• EXERCISE AIM
Will you write out all the entries below exactly?

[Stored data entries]
==================================================
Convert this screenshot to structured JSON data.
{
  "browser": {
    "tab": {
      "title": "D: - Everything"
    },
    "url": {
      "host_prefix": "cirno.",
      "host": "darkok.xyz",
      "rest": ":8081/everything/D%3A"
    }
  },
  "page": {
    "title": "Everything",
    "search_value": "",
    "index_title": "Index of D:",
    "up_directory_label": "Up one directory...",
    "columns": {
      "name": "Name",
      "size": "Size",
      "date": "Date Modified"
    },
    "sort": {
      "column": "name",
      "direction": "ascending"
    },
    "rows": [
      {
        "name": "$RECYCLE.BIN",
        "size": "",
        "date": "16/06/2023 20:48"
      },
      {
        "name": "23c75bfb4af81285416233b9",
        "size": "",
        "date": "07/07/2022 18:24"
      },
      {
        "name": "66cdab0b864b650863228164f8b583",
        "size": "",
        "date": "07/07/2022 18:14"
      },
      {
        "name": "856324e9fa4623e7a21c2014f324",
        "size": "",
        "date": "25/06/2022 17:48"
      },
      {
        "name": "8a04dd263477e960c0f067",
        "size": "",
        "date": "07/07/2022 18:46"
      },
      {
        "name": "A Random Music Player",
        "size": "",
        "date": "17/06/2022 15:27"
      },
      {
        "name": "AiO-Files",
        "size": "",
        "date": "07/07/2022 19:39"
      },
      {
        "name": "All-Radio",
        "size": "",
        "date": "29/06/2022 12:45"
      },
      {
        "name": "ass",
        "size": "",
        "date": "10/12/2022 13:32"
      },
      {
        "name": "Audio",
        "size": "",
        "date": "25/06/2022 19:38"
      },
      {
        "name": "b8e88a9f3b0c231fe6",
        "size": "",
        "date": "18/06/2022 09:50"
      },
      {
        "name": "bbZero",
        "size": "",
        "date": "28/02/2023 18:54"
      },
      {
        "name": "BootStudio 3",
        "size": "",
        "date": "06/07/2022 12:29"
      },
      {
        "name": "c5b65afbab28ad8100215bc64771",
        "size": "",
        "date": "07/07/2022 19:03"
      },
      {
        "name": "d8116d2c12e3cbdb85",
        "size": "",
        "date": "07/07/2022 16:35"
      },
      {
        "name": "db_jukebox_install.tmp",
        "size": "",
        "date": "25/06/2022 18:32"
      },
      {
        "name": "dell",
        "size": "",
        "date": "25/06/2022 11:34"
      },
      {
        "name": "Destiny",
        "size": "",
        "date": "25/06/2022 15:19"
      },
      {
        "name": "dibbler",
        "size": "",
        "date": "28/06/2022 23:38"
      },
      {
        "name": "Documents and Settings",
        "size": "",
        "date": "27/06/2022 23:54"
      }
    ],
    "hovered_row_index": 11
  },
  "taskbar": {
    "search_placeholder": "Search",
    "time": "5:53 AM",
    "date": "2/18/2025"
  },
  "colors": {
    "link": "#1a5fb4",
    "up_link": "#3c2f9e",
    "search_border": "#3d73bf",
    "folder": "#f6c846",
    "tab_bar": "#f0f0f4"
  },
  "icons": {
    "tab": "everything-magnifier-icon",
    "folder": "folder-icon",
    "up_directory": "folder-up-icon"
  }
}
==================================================
• SOLUTION TO THE PROBLEM
Convert this screenshot to structured JSON data.
{
  "browser": {
    "tab": {
      "title": "D: - Everything"
    },
    "url": {
      "host_prefix": "cirno.",
      "host": "darkok.xyz",
      "rest": ":8081/everything/D%3A"
    }
  },
  "page": {
    "title": "Everything",
    "search_value": "",
    "index_title": "Index of D:",
    "up_directory_label": "Up one directory...",
    "columns": {
      "name": "Name",
      "size": "Size",
      "date": "Date Modified"
    },
    "sort": {
      "column": "name",
      "direction": "ascending"
    },
    "rows": [
      {
        "name": "$RECYCLE.BIN",
        "size": "",
        "date": "16/06/2023 20:48"
      },
      {
        "name": "23c75bfb4af81285416233b9",
        "size": "",
        "date": "07/07/2022 18:24"
      },
      {
        "name": "66cdab0b864b650863228164f8b583",
        "size": "",
        "date": "07/07/2022 18:14"
      },
      {
        "name": "856324e9fa4623e7a21c2014f324",
        "size": "",
        "date": "25/06/2022 17:48"
      },
      {
        "name": "8a04dd263477e960c0f067",
        "size": "",
        "date": "07/07/2022 18:46"
      },
      {
        "name": "A Random Music Player",
        "size": "",
        "date": "17/06/2022 15:27"
      },
      {
        "name": "AiO-Files",
        "size": "",
        "date": "07/07/2022 19:39"
      },
      {
        "name": "All-Radio",
        "size": "",
        "date": "29/06/2022 12:45"
      },
      {
        "name": "ass",
        "size": "",
        "date": "10/12/2022 13:32"
      },
      {
        "name": "Audio",
        "size": "",
        "date": "25/06/2022 19:38"
      },
      {
        "name": "b8e88a9f3b0c231fe6",
        "size": "",
        "date": "18/06/2022 09:50"
      },
      {
        "name": "bbZero",
        "size": "",
        "date": "28/02/2023 18:54"
      },
      {
        "name": "BootStudio 3",
        "size": "",
        "date": "06/07/2022 12:29"
      },
      {
        "name": "c5b65afbab28ad8100215bc64771",
        "size": "",
        "date": "07/07/2022 19:03"
      },
      {
        "name": "d8116d2c12e3cbdb85",
        "size": "",
        "date": "07/07/2022 16:35"
      },
      {
        "name": "db_jukebox_install.tmp",
        "size": "",
        "date": "25/06/2022 18:32"
      },
      {
        "name": "dell",
        "size": "",
        "date": "25/06/2022 11:34"
      },
      {
        "name": "Destiny",
        "size": "",
        "date": "25/06/2022 15:19"
      },
      {
        "name": "dibbler",
        "size": "",
        "date": "28/06/2022 23:38"
      },
      {
        "name": "Documents and Settings",
        "size": "",
        "date": "27/06/2022 23:54"
      }
    ],
    "hovered_row_index": 11
  },
  "taskbar": {
    "search_placeholder": "Search",
    "time": "5:53 AM",
    "date": "2/18/2025"
  },
  "colors": {
    "link": "#1a5fb4",
    "up_link": "#3c2f9e",
    "search_border": "#3d73bf",
    "folder": "#f6c846",
    "tab_bar": "#f0f0f4"
  },
  "icons": {
    "tab": "everything-magnifier-icon",
    "folder": "folder-icon",
    "up_directory": "folder-up-icon"
  }
}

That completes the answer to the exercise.